Still, that distance — the longest between UW and any community college in the state — remains a challenge for many.

The listening session audience included several nontraditional students working toward bachelor’s or graduate degrees, as well as previous students who recently earned degrees. Some spoke of their desire to attend the University of Wyoming. But, when faced with an inability to relocate, they ultimately felt they had no choice but to transfer to another institution that was closer or that offered more options for earning their degrees online.

One nontraditional student said she wanted to go to UW, but she has a job and a home here, and animals to care for.

She and others asked that the university expand its presence in the Big Horn Basin, either through classes at the NWC Cody Center, the NWC campus in Powell, or more online class offerings, to make it more feasible for local residents to earn their degrees through the University of Wyoming.

Brad Bonner of Cody (a co-owner of the Powell Tribune) said he believes the university can attract more traditional age high school graduates and transfer students in northwest Wyoming by making more contact in high schools, and by providing as many opportunities as possible for local students to visit the UW campus.

“Students here are so far away that they don’t get a chance to see what you have now,” he said.

Bonner told of his conversations with some friends whose children are considering where they might go for a college education.

“We’ve been telling them about the University of Wyoming story forever,” he said. “We’ve been telling them about the jewel that it is in Laramie.”

“They kind of pooh-poohed that, then we finally coaxed them one day to come with us. ... They were literally blown away by what has transpired there and those magnificent structures there, and what $1 billion (in capital construction funding) can buy.
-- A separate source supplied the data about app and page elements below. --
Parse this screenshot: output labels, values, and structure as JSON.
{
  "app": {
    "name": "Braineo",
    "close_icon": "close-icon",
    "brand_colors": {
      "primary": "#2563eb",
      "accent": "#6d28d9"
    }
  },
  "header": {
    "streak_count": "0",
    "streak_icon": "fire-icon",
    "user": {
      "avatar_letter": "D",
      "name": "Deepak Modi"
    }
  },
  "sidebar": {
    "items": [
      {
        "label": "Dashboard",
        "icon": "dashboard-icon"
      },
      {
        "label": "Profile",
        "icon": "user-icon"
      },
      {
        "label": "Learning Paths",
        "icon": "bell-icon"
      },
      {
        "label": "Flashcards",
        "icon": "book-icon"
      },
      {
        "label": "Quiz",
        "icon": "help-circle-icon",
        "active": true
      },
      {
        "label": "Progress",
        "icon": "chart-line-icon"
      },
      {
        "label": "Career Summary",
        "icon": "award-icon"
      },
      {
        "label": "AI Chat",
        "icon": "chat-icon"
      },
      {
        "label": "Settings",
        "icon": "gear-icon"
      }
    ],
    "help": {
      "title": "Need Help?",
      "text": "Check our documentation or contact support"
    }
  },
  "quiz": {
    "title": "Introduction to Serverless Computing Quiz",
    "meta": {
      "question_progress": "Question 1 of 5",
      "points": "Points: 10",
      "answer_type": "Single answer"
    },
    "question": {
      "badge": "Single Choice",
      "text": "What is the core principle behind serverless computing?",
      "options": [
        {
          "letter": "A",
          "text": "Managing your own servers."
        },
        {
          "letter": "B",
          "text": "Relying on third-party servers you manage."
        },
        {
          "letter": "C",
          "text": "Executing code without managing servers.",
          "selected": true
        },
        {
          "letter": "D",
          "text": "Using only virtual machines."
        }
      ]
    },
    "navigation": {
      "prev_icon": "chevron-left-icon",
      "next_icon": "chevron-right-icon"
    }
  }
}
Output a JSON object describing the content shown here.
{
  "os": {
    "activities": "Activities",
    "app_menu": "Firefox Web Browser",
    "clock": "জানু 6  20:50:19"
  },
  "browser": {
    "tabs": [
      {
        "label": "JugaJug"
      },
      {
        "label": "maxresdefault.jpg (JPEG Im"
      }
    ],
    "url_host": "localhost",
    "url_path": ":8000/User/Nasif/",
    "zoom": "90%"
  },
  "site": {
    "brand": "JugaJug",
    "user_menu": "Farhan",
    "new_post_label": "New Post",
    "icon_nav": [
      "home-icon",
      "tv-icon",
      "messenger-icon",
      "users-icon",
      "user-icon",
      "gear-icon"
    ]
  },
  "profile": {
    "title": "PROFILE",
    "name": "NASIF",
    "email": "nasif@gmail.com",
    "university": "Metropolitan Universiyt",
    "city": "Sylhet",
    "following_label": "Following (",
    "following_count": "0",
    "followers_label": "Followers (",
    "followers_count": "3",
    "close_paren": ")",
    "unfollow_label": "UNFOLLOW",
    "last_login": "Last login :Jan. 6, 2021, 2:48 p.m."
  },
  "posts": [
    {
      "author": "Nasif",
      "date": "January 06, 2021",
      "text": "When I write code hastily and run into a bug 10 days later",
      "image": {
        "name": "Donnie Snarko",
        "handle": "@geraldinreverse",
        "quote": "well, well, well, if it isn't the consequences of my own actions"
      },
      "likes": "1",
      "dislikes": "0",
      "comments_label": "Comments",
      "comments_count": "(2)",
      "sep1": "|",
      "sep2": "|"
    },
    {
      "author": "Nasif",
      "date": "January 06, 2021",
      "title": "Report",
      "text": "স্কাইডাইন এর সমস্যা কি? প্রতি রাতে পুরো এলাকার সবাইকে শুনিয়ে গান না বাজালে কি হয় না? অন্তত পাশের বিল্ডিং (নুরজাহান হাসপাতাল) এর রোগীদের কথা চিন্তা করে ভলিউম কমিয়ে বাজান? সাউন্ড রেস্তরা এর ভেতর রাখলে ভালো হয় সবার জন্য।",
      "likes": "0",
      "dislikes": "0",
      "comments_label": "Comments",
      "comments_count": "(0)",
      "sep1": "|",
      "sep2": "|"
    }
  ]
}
“If you live in Cheyenne or Laramie, it happens all the time; you’re there. But if you live in Cody or Powell or Worland ... they don’t get a chance to see the magnificence that you have now.”

Nichols thanked him for the suggestion and said she has realized the importance of making contact with students in high schools.

“One of the things I learned very quickly ... is that I need to get into the high schools,” she said. “I am now going to all high schools when I go into the communities.”

Carol Bell of the Northwest College Foundation said she is encouraged by the fact that Nichols, in her short tenure at the University of Wyoming, has already visited Park County four or five times.

“It gives me a lot of hope for the future,” she said. “We’re all going to move forward a lot more healthfully and happier if we do it together.”

University of Wyoming President Laurie Nichols provided additional demographic information about this year’s students at UW during a listening session in Cody on Nov. 30:

“We’re bringing in good-quality students who are academically prepared,” Nichols said.

She said University of Wyoming leaders are evaluating 14 low-enrollment programs for possible elimination as they work to trim $10 million off the university’s budget.

According to information presented at the listening session, the top 10 programs at the university now are:

UW Business College programs didn’t make the top 10 list, but are among the top 15.

Nichols didn’t name the programs being considered for elimination.

Kelly Spiering of Powell urged caution in making a decision to end any UW program.

He noted UW’s seed analysis program in the UW College of Agriculture is small, but its graduates are vital to the agricultural industry in the Big Horn Basin.

“I would really like to see the university strengthen the ag program,” Spiering said. “It doesn’t mean you come back to the farm. You can do research; you can write your own ticket to the world. ... It can be very rewarding.”